Leaving the house used to be “phone, wallet, keys.” Now it’s “phone, wallet, keys, mask.” But that’s if you’re driving. My struggle is the process of going for a walk — it’s like gearing up to go skiing, what with all you have to put on. And there’s an order. Now, before stepping outside, it’s ear buds first (already synced with phone, tuned to a killer playlist), followed by mask, followed by sunglasses, followed by hat. Straying from this order will cause irritation and discomfort. I just wanted to go for a walk, dammit.
This last rant could be a post in itself, but I’m too lazy to do that. This was a quandary I encountered a couple months ago that perplexed me enough that I had to consult my roommate on it. The question: Is there a female equivalent of a “tool”?

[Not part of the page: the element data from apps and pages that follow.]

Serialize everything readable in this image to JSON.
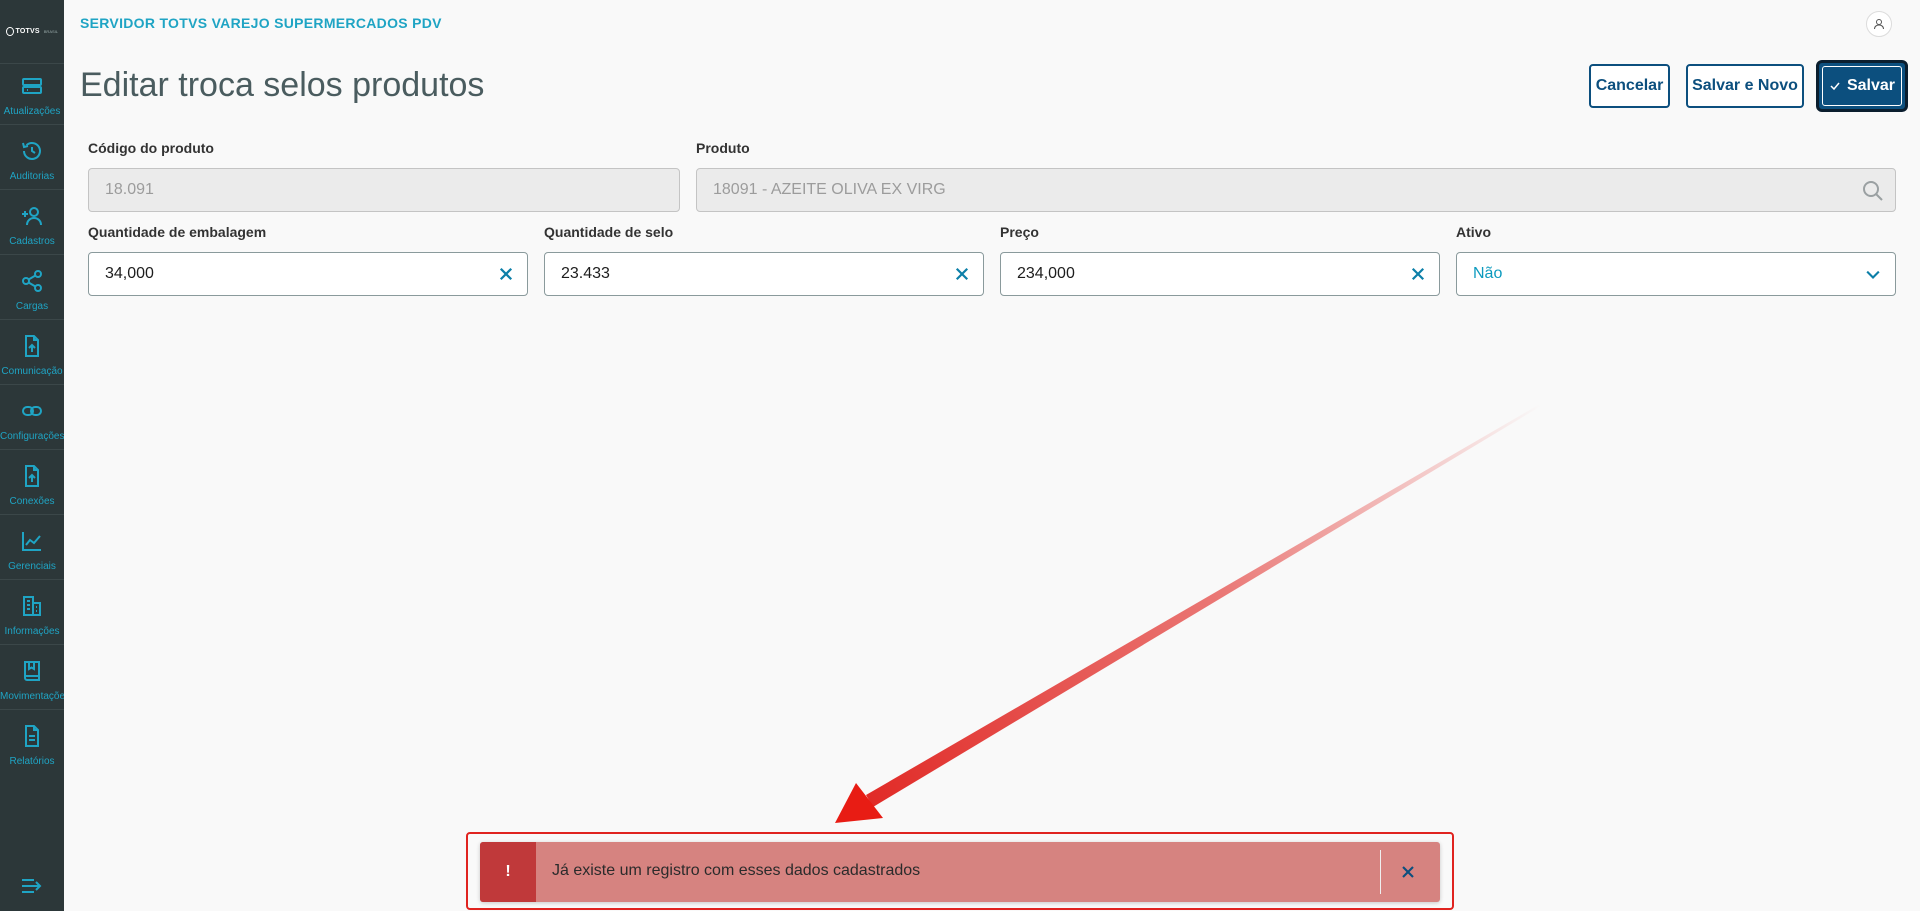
{
  "app": {
    "logo_text": "TOTVS",
    "logo_sub": "BRASIL",
    "header_title": "SERVIDOR TOTVS VAREJO SUPERMERCADOS PDV"
  },
  "sidebar": {
    "items": [
      {
        "label": "Atualizações",
        "icon": "server-icon"
      },
      {
        "label": "Auditorias",
        "icon": "history-icon"
      },
      {
        "label": "Cadastros",
        "icon": "add-user-icon"
      },
      {
        "label": "Cargas",
        "icon": "share-icon"
      },
      {
        "label": "Comunicação",
        "icon": "file-upload-icon"
      },
      {
        "label": "Configurações",
        "icon": "link-icon"
      },
      {
        "label": "Conexões",
        "icon": "file-upload-icon"
      },
      {
        "label": "Gerenciais",
        "icon": "chart-line-icon"
      },
      {
        "label": "Informações",
        "icon": "building-icon"
      },
      {
        "label": "Movimentações",
        "icon": "book-icon"
      },
      {
        "label": "Relatórios",
        "icon": "document-icon"
      }
    ]
  },
  "page": {
    "title": "Editar troca selos produtos"
  },
  "actions": {
    "cancel_label": "Cancelar",
    "save_new_label": "Salvar e Novo",
    "save_label": "Salvar"
  },
  "form": {
    "codigo": {
      "label": "Código do produto",
      "value": "18.091"
    },
    "produto": {
      "label": "Produto",
      "value": "18091 - AZEITE OLIVA EX VIRG"
    },
    "qtd_embalagem": {
      "label": "Quantidade de embalagem",
      "value": "34,000"
    },
    "qtd_selo": {
      "label": "Quantidade de selo",
      "value": "23.433"
    },
    "preco": {
      "label": "Preço",
      "value": "234,000"
    },
    "ativo": {
      "label": "Ativo",
      "value": "Não"
    }
  },
  "toast": {
    "icon_glyph": "!",
    "message": "Já existe um registro com esses dados cadastrados"
  },
  "colors": {
    "accent": "#1fa4c4",
    "primary": "#0c4f7e",
    "sidebar_bg": "#2c3739",
    "toast_bg": "#d68380",
    "toast_icon_bg": "#c0393a",
    "annotation_red": "#e0231f"
  }
}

Whenever I go to the climbing gym, I will almost inevitably encounter a tool. You know the guy. It’s the guy who’s climbing without a shirt on or is wearing obnoxiously bright/tight clothes, makes various grunting noises on the wall to draw attention to himself, acts like he’s a V8 climber when he climbs V4 (V5 on a good day), tells you about all the times he’s been to Bishop, gives you unsolicited beta, etc. Basically the guy who thinks he’s great at climbing and thinks he knows everything about climbing, when the opposite is true.
Because these tools are inevitable, my tactic is simple: ignore them and just climb ostensibly harder than them. Done.
A couple months ago, I encountered what I can only describe as the female equivalent of a climbing tool. This woman arrived looking glamorous: lots of shiny bracelets on, hair up in two messy buns, donning high-end athletic-wear. She took off her shirt, which revealed an admittedly rockin’ bod. Fine. By the look of her and her confidence, I assumed she must be absolutely badass. It’s not often that I see wicked strong female climbers at the gym, so I tried to inconspicuously watch her.
At first glance, she was warming up on a V4. I thought, “Figures. She’s so strong that a V4 is a warm-up.” Although, she didn’t look super graceful on it. I shrugged it off; it was still her warm-up, after all.
But then, a minute later, I saw her fall off an overhanging V2. What was up?
I watched as this woman bounced from one killer hard boulder problem to the next, falling off the first move on all of them. She tried every V7, V8, and V9 in the gym without even so much as glancing at the lower-grade problems. As soon as she dry-fired off the first move of any of these, she’d laugh loudly, then race off to a notebook, where she’d emphatically scrawl something, then absolutely douse her hands (and really whole body) in chalk, before prancing off to another insanely difficult problem.
She was exhibiting the exact same behavior that I find so irritating among lots of male climbers, but I couldn’t really call her a “tool.” Was that even the right word for it? I wondered if I was being a bad feminist, since I should really support all women in the context of such a male-dominated sport … but I couldn’t escape it.
I went home and told my roommate Joe, also a climber, the whole story. “Am I being a bad feminist here?” I asked him, after a long tirade.
“No, I don’t think so. A tool is a tool, regardless of gender.”